Learn how to layer paint using Vaseline. There are several steps in layering the paint and this tutorial contains a lot of photos and details. I made a video tutorial to walk you through the process. The video is just over a minute long and shows just how to apply Vaseline for the perfect paint finish.
I bought the nightstand/end table/, whatever you want it to be, at My Favorite Junk Shop for ten dollars. Does it look a little odd to you? That's because it's one half…or less…of a vintage vanity. I actually love these little pieces. The peeling veneer and missing hardware didn’t scare me off at all. I knew at first sight that it would be a stunner once painted and distressed.
How To Layer Paint Using Vaseline Petroleum Jelly
Step 1. Prep Furniture
The piece I chose for this project has a lot of missing and bubbled veneer. It’s the perfect piece for layering paint. The detailed wood applique and the rough finish will be beautifully distressed.
I first peeled off the loose veneer then I sanded the rough edges with 100-grit sandpaper. The coarse grit sandpaper made the surface nice and smooth. Next, I cleaned the table inside and out with Simple Green.

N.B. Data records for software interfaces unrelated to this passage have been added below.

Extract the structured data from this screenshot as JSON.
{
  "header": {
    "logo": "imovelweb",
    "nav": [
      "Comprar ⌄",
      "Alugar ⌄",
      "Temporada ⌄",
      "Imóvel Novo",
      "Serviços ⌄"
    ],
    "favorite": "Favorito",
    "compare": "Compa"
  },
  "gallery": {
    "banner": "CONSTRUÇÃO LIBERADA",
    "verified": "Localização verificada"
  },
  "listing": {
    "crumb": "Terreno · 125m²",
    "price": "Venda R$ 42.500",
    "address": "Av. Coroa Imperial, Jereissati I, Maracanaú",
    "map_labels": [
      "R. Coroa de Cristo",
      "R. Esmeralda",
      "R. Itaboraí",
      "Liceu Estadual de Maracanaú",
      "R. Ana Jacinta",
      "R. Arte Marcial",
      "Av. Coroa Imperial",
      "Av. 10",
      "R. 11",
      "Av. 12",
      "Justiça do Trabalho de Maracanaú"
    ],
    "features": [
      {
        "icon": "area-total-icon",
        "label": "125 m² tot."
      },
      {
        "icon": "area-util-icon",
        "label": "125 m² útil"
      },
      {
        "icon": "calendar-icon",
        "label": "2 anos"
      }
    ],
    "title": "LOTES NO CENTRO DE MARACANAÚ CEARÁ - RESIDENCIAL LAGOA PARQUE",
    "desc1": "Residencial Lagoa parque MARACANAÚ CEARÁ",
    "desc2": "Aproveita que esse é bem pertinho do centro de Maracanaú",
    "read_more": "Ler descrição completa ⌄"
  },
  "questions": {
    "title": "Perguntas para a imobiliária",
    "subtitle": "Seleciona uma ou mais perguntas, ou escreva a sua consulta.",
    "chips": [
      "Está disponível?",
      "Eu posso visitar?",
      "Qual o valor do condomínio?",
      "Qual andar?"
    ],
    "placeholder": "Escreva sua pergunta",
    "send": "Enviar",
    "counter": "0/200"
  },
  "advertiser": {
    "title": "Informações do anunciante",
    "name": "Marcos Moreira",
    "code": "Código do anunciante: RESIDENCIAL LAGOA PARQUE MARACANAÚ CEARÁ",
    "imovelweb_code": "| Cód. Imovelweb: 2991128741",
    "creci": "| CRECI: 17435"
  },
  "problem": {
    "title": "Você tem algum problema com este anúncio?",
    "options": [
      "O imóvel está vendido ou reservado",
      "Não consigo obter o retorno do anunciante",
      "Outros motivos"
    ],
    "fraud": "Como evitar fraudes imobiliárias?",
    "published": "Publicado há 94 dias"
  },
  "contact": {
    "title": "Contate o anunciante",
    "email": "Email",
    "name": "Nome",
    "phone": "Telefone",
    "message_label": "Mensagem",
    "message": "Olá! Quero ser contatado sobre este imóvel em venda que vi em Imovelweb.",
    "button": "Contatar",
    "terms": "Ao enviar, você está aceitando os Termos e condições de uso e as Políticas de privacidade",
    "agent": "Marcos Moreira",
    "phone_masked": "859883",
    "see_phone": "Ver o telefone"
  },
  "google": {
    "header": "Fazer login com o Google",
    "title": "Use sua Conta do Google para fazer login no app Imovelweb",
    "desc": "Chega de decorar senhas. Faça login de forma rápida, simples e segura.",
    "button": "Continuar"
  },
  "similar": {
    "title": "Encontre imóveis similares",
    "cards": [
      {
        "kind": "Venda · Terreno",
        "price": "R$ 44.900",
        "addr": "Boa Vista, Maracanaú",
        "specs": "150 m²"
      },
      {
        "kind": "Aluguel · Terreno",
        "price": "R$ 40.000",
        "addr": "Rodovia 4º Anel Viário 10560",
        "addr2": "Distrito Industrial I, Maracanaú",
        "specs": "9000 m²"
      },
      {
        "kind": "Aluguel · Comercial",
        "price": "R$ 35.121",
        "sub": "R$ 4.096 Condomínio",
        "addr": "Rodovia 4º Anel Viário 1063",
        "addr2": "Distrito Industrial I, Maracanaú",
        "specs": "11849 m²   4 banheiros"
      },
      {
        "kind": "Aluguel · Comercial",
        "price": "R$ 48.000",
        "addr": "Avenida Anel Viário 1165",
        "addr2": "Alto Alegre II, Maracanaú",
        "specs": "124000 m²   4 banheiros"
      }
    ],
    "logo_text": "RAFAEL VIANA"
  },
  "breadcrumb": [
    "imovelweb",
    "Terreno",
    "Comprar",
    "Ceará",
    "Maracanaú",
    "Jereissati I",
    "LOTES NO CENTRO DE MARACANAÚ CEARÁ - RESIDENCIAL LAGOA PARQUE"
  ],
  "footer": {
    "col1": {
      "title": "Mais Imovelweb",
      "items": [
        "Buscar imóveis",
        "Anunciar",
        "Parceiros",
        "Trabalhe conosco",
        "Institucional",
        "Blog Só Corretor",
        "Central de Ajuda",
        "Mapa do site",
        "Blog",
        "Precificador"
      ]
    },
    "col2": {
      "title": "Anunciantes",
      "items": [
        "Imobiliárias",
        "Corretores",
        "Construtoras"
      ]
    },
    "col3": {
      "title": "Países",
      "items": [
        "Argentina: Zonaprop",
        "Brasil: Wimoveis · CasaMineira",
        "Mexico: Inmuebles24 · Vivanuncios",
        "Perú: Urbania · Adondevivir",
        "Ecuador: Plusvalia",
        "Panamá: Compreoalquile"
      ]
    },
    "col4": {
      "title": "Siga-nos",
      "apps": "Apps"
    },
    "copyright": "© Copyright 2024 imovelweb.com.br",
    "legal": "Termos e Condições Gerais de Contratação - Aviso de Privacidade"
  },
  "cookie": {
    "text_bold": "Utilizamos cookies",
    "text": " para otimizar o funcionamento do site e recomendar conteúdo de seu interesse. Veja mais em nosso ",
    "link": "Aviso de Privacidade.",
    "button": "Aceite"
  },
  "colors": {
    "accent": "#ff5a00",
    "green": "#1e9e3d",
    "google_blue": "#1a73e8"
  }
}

Step 2. Gather Paint Supplies & Tools
I went with girly colors for the nightstand but you can choose any two colors you like. One of my favorite layering combos is black and green with the green being the bottom layer. I also like green and turquoise layered together.
Paint- 2 colors of your choice
3M Flexible Sandpaper
Soft Lint Free Rag ( I use old sheets)
Step 3. Apply The First Layer Of Paint
Do you guys remember the days when shabby chic decor was all the rage? I do, but I forgot how much I love the look. Working on this project and seeing the results reminded me how pretty shabby chic can be.
The pinkish coral paint I chose for the bottom layer is a sample jar from Behr. It was on the oops paint shelf for 50 cents. You can’t beat that price and a sample jar goes a lot further than you would think. I only brushed on one coat of paint. It covered really well.
Step 4. Apply Vaseline To The Paint
Wait for the base paint layer to dry then apply Vaseline in areas where furniture would normally wear. I used a clean lint-free rag to apply the Vaseline. Old sheets are perfect for projects like this. They are lint-free and also are great for applying and buffing wax! Just tear them into workable size pieces.
Sometimes I put on a pair of nitrile or latex gloves and then I rub a very very thin layer of petroleum jelly on the gloves and then run my gloved hands over the detailed areas I would like to look distressed or layered.
A thin layer of Vaseline is all that’s needed. Don’t apply the Vaseline too thick or the brush will drag when applying the second layer of paint and also it will get very messy. Trust me. The voice of experience here.
Step 5. Apply The Second Layer of Paint
Now it’s time to apply the top layer of paint. I used Beyond Paint in off-white. There should be a definite contrast between the two paint colors you choose for the project. For example, you wouldn’t want to use two similar colors of pink.
Step 6. Distress The Paint Layers
Once the top paint layer is dry it’s time to distress the paint. I used 100 grit 3M flexible sandpaper but any kind of sandpaper will do. I recommend using 100-120 grit. Sand the areas of paint where you applied the Vaseline. You can also distress other areas of the paint.
Where the Vaseline was applied the top layer of paint will sand off and you will be able to see the bottom layer of paint. In most instances sanding the paint without the layer of Vaseline would cause both layers of paint to come off then you would be looking at raw wood. This is such a great way to distress paint!
How about giving this technique a try? I promise you will be amazed. Just giving the furniture a coat of paint presents an amazing transformation. For a really bold look using this layering technique try cherry red paint layered over turquoise like I did on this cedar chest…
The cherry red cedar chest with the Martha Stewart stencil is the first Vaseline project I tried!
The beautiful decorative detail on the vanity door was still intact. Win-Win. Usually, the wood appliques are in pieces. The knobs I decided on for the makeover were salvaged from the white-washed coral chest of drawers I painted earlier this year. The knobs work well because they don't overshadow the pretty wood details.
And how about the little curvy detail on the bottom??
Have a great weekend. Kathy
Author: Kathy Owen (Petticoat Junktion)
Kathy is the founder of PetticoatJunktion.com, a home décor blog focused on repurposing and upcycling furniture, old hardware, rusty stuff, and thrifty finds into unique home décor. Kathy’s projects have been featured on the Home Depot Blog, Plaid Crafts, Behr Designer Series, and in numerous magazines. Read more about Kathy here.